→ **ASSIGNED TASK**: Go through the material below and copy each line exactly.
EXTRACTED MATERIAL section start
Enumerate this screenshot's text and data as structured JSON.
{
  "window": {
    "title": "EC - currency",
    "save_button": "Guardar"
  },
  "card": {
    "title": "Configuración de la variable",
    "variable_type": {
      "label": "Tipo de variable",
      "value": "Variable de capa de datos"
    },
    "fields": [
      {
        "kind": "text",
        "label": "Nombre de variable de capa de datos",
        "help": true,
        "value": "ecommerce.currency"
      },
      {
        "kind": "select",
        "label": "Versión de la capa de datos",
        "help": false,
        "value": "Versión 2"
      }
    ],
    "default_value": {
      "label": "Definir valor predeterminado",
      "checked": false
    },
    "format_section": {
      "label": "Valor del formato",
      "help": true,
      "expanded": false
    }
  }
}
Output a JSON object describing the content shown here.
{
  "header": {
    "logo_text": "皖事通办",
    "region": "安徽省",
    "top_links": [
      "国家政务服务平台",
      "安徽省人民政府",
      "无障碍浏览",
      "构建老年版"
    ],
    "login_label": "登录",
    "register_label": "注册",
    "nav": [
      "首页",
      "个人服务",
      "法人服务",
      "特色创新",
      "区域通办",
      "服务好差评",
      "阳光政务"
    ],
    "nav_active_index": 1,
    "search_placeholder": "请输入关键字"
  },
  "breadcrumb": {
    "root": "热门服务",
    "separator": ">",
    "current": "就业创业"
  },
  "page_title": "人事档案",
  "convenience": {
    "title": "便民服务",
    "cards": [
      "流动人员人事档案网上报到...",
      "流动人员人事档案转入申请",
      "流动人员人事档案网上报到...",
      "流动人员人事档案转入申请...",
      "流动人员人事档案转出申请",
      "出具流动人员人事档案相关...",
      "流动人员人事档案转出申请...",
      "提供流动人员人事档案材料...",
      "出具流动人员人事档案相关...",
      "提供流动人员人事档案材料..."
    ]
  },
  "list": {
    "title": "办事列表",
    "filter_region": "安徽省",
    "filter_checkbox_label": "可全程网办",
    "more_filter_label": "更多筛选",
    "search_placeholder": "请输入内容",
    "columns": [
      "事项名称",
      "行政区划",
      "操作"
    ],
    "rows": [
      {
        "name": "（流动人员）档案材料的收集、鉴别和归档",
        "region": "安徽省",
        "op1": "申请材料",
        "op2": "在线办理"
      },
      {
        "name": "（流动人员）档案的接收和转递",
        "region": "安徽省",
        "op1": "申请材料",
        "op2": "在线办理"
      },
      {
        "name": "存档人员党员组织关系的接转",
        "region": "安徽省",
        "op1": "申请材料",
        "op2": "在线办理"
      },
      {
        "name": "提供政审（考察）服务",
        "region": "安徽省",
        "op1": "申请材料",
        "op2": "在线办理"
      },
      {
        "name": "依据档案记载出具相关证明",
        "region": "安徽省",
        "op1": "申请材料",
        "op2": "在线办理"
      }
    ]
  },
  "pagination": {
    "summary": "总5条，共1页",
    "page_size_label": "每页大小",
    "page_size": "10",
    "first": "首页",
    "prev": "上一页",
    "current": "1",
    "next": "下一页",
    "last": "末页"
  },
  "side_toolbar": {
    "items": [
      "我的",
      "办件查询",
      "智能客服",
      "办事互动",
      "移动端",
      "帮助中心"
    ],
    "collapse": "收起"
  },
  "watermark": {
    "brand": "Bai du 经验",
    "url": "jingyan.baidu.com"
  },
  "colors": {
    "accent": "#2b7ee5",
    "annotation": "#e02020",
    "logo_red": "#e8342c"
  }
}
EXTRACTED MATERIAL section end
→ **PROBLEM SOLUTION**:
Enumerate this screenshot's text and data as structured JSON.
{
  "window": {
    "title": "EC - currency",
    "save_button": "Guardar"
  },
  "card": {
    "title": "Configuración de la variable",
    "variable_type": {
      "label": "Tipo de variable",
      "value": "Variable de capa de datos"
    },
    "fields": [
      {
        "kind": "text",
        "label": "Nombre de variable de capa de datos",
        "help": true,
        "value": "ecommerce.currency"
      },
      {
        "kind": "select",
        "label": "Versión de la capa de datos",
        "help": false,
        "value": "Versión 2"
      }
    ],
    "default_value": {
      "label": "Definir valor predeterminado",
      "checked": false
    },
    "format_section": {
      "label": "Valor del formato",
      "help": true,
      "expanded": false
    }
  }
}
Output a JSON object describing the content shown here.
{
  "header": {
    "logo_text": "皖事通办",
    "region": "安徽省",
    "top_links": [
      "国家政务服务平台",
      "安徽省人民政府",
      "无障碍浏览",
      "构建老年版"
    ],
    "login_label": "登录",
    "register_label": "注册",
    "nav": [
      "首页",
      "个人服务",
      "法人服务",
      "特色创新",
      "区域通办",
      "服务好差评",
      "阳光政务"
    ],
    "nav_active_index": 1,
    "search_placeholder": "请输入关键字"
  },
  "breadcrumb": {
    "root": "热门服务",
    "separator": ">",
    "current": "就业创业"
  },
  "page_title": "人事档案",
  "convenience": {
    "title": "便民服务",
    "cards": [
      "流动人员人事档案网上报到...",
      "流动人员人事档案转入申请",
      "流动人员人事档案网上报到...",
      "流动人员人事档案转入申请...",
      "流动人员人事档案转出申请",
      "出具流动人员人事档案相关...",
      "流动人员人事档案转出申请...",
      "提供流动人员人事档案材料...",
      "出具流动人员人事档案相关...",
      "提供流动人员人事档案材料..."
    ]
  },
  "list": {
    "title": "办事列表",
    "filter_region": "安徽省",
    "filter_checkbox_label": "可全程网办",
    "more_filter_label": "更多筛选",
    "search_placeholder": "请输入内容",
    "columns": [
      "事项名称",
      "行政区划",
      "操作"
    ],
    "rows": [
      {
        "name": "（流动人员）档案材料的收集、鉴别和归档",
        "region": "安徽省",
        "op1": "申请材料",
        "op2": "在线办理"
      },
      {
        "name": "（流动人员）档案的接收和转递",
        "region": "安徽省",
        "op1": "申请材料",
        "op2": "在线办理"
      },
      {
        "name": "存档人员党员组织关系的接转",
        "region": "安徽省",
        "op1": "申请材料",
        "op2": "在线办理"
      },
      {
        "name": "提供政审（考察）服务",
        "region": "安徽省",
        "op1": "申请材料",
        "op2": "在线办理"
      },
      {
        "name": "依据档案记载出具相关证明",
        "region": "安徽省",
        "op1": "申请材料",
        "op2": "在线办理"
      }
    ]
  },
  "pagination": {
    "summary": "总5条，共1页",
    "page_size_label": "每页大小",
    "page_size": "10",
    "first": "首页",
    "prev": "上一页",
    "current": "1",
    "next": "下一页",
    "last": "末页"
  },
  "side_toolbar": {
    "items": [
      "我的",
      "办件查询",
      "智能客服",
      "办事互动",
      "移动端",
      "帮助中心"
    ],
    "collapse": "收起"
  },
  "watermark": {
    "brand": "Bai du 经验",
    "url": "jingyan.baidu.com"
  },
  "colors": {
    "accent": "#2b7ee5",
    "annotation": "#e02020",
    "logo_red": "#e8342c"
  }
}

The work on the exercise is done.